With new people who seem to be having difficulty thinking of a “good and new,” I sometimes say, “Maybe you liked your breakfast cereal. Maybe the sun came out for a moment.” This is because new people sometimes have a “therapy” model in their heads and think that only big, important things are worth saying or that it’s their job in counselling to focus on distress.

Caroline New
Bristol, England

 Thanks to you, Dan, and others for thinking about this. It is a very interesting topic.

As a person who was raised by a factory worker and a clerk, I was raised to put others before me. Although poor and working-class people rightly put the group before the individual, in many of us it becomes a rigid pattern, a place where we can’t think and be flexible.

I feel bad a lot.
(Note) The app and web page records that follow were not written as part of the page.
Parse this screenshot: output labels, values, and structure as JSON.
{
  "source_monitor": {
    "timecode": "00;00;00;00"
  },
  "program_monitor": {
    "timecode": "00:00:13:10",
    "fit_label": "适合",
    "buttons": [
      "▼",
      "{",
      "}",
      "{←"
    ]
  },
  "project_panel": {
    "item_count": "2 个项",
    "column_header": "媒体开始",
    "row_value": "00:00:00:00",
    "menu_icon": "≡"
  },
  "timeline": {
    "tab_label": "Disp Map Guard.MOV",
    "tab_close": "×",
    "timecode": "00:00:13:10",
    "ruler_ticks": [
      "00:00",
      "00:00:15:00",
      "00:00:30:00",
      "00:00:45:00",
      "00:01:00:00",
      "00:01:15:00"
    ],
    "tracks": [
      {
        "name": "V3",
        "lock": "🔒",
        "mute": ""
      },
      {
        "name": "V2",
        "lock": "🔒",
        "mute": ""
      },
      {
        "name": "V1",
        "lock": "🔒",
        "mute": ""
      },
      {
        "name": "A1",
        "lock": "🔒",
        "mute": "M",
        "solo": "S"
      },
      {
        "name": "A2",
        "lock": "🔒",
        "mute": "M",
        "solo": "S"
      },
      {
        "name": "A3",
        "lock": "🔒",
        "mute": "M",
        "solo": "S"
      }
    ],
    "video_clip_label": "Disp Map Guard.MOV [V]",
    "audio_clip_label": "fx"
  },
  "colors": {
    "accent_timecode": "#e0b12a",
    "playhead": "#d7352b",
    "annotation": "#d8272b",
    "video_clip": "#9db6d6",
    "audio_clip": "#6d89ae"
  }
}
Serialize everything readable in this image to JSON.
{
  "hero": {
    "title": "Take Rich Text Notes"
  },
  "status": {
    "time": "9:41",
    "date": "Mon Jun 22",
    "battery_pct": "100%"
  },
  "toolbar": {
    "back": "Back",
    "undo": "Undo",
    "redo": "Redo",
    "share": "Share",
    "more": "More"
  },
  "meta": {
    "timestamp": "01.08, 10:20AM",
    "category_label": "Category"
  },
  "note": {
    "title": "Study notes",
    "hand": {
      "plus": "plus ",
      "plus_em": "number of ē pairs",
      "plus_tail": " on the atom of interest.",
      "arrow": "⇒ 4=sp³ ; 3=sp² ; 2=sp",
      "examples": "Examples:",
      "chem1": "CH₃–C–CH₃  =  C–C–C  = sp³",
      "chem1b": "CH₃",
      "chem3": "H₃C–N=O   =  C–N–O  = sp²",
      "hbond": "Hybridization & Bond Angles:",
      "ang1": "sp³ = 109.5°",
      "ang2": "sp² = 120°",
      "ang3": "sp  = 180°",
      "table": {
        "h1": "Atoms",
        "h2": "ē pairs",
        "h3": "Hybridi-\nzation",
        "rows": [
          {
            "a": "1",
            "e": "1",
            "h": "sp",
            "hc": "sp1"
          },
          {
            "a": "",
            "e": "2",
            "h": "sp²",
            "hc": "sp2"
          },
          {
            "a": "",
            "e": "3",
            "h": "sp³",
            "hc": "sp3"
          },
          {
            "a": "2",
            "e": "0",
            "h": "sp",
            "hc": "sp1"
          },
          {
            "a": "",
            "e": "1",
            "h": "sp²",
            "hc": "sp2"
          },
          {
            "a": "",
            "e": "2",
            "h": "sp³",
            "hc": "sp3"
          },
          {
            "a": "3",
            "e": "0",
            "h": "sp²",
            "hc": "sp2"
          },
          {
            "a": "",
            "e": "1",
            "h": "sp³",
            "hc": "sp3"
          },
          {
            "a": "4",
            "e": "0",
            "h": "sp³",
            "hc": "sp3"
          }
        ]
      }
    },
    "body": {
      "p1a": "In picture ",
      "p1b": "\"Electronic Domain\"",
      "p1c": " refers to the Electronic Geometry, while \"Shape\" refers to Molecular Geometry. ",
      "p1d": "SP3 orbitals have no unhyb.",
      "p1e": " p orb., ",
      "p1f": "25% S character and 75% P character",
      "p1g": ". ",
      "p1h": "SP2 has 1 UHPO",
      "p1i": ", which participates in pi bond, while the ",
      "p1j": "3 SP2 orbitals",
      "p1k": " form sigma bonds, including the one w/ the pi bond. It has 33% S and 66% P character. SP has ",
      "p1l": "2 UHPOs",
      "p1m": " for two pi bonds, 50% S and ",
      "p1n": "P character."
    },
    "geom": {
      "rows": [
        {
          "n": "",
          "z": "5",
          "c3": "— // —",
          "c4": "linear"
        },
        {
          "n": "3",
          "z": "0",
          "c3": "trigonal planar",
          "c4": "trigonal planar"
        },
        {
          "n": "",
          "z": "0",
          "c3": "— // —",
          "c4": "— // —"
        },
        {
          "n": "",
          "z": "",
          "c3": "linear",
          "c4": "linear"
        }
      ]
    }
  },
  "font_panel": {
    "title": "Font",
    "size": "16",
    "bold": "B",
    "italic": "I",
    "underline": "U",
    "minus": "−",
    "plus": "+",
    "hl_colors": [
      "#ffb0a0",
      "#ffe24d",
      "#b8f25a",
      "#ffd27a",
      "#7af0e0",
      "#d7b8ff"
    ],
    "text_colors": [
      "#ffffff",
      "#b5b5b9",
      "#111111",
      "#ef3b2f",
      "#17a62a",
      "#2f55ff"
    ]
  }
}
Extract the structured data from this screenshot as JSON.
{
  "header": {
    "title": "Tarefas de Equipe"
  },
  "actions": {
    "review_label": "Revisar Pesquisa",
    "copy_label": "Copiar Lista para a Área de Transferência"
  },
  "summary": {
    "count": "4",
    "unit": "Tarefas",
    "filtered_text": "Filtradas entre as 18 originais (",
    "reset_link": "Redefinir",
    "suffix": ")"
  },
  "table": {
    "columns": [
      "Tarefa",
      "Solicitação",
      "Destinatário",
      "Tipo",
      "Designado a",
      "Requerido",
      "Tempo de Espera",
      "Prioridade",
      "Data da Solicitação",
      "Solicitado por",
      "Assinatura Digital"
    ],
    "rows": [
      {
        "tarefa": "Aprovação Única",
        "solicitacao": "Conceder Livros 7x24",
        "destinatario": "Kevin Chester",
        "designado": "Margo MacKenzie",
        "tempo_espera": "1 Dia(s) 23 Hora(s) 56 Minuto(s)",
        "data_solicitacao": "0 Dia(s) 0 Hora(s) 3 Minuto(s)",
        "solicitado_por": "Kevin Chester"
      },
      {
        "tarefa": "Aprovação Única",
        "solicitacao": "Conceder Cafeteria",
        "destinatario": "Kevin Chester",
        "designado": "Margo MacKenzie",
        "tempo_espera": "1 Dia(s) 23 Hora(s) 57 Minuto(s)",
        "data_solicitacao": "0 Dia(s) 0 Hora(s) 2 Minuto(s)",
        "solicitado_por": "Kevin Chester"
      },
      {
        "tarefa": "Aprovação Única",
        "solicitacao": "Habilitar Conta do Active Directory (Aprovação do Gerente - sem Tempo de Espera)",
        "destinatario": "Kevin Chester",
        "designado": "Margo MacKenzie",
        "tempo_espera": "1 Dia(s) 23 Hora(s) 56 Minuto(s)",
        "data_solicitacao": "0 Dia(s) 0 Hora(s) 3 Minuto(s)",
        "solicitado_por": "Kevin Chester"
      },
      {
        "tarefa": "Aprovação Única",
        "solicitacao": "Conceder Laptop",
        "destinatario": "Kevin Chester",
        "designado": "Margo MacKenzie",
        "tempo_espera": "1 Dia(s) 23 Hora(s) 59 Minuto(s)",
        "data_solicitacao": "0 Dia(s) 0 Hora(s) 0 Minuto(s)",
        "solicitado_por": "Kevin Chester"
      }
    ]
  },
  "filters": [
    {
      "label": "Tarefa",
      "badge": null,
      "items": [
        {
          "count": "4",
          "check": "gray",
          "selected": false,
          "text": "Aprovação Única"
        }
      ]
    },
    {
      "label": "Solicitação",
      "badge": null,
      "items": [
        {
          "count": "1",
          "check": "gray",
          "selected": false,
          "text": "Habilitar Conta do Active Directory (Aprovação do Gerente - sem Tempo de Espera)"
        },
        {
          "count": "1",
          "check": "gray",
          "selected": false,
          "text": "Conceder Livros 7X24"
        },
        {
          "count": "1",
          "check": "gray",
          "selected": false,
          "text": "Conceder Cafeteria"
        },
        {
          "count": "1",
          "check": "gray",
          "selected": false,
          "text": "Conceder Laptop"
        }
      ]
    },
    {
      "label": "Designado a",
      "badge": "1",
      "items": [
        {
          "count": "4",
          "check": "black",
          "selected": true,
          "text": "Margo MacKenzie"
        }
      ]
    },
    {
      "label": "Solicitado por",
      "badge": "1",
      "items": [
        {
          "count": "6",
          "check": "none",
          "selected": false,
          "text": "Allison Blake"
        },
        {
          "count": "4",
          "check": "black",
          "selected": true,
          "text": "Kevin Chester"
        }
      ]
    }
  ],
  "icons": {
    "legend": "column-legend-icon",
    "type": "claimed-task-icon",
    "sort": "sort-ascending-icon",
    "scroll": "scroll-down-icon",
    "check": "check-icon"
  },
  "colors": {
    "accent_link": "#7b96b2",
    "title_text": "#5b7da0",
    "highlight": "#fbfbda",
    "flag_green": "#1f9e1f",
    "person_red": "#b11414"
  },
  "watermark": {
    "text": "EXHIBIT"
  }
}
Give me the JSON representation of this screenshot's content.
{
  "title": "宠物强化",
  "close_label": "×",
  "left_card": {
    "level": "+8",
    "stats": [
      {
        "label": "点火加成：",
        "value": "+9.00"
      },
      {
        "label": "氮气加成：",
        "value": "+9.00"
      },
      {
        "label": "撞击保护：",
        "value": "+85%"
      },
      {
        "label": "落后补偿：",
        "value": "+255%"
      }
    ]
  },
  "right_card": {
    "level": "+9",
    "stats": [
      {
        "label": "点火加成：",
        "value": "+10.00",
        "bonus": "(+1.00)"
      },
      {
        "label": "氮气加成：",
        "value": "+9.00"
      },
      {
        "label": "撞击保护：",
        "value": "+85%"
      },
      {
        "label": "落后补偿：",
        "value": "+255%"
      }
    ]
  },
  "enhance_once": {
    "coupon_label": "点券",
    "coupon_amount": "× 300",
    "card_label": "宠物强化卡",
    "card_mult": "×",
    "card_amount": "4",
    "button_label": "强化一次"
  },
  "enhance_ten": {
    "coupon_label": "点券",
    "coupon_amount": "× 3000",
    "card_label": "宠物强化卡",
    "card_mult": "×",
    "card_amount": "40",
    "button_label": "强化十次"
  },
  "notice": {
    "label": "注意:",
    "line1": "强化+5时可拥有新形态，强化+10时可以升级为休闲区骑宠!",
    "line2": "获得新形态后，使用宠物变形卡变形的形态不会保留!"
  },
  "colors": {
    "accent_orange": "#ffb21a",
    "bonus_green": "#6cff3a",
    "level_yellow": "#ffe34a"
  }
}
I feel “less than,” despite reality. I often have to discharge about “news and goods” circles. The things I usually feel bad about are reports of what I view as bigger and more meaningful lives—“news and goods” from world changers, people who’ve had dreams and fulfilled them. After forty years in RC, I don’t envy fancy vacations; I envy fulfilling lives of world changers.

However, I’m not really writing to whine about my feelings but to ask some questions. Aren’t “news and goods” supposed to be things that balance the individual’s attention rather than things that don’t make others feel bad? And isn’t it my job as a working-class (or any kind of) leader to discharge my restimulations and, without pretense, be able to listen to anyone else’s life experiences? If I’m leading a group, when things seem restimulating shouldn’t I be able to make a light comment or call for a mini-session so the group has a chance to discharge?

I appreciate hearing people’s thinking.

Randy Karr
Brooklyn, New York, USA

Randy Karr

Brooklyn, New York, USA

Reprinted from the e-mail discussion list for RC Community members

(Present Time 184, July 2016)

* See article by Dan Nickerson on previous page.

Last modified: 2022-12-25 10:17:04+00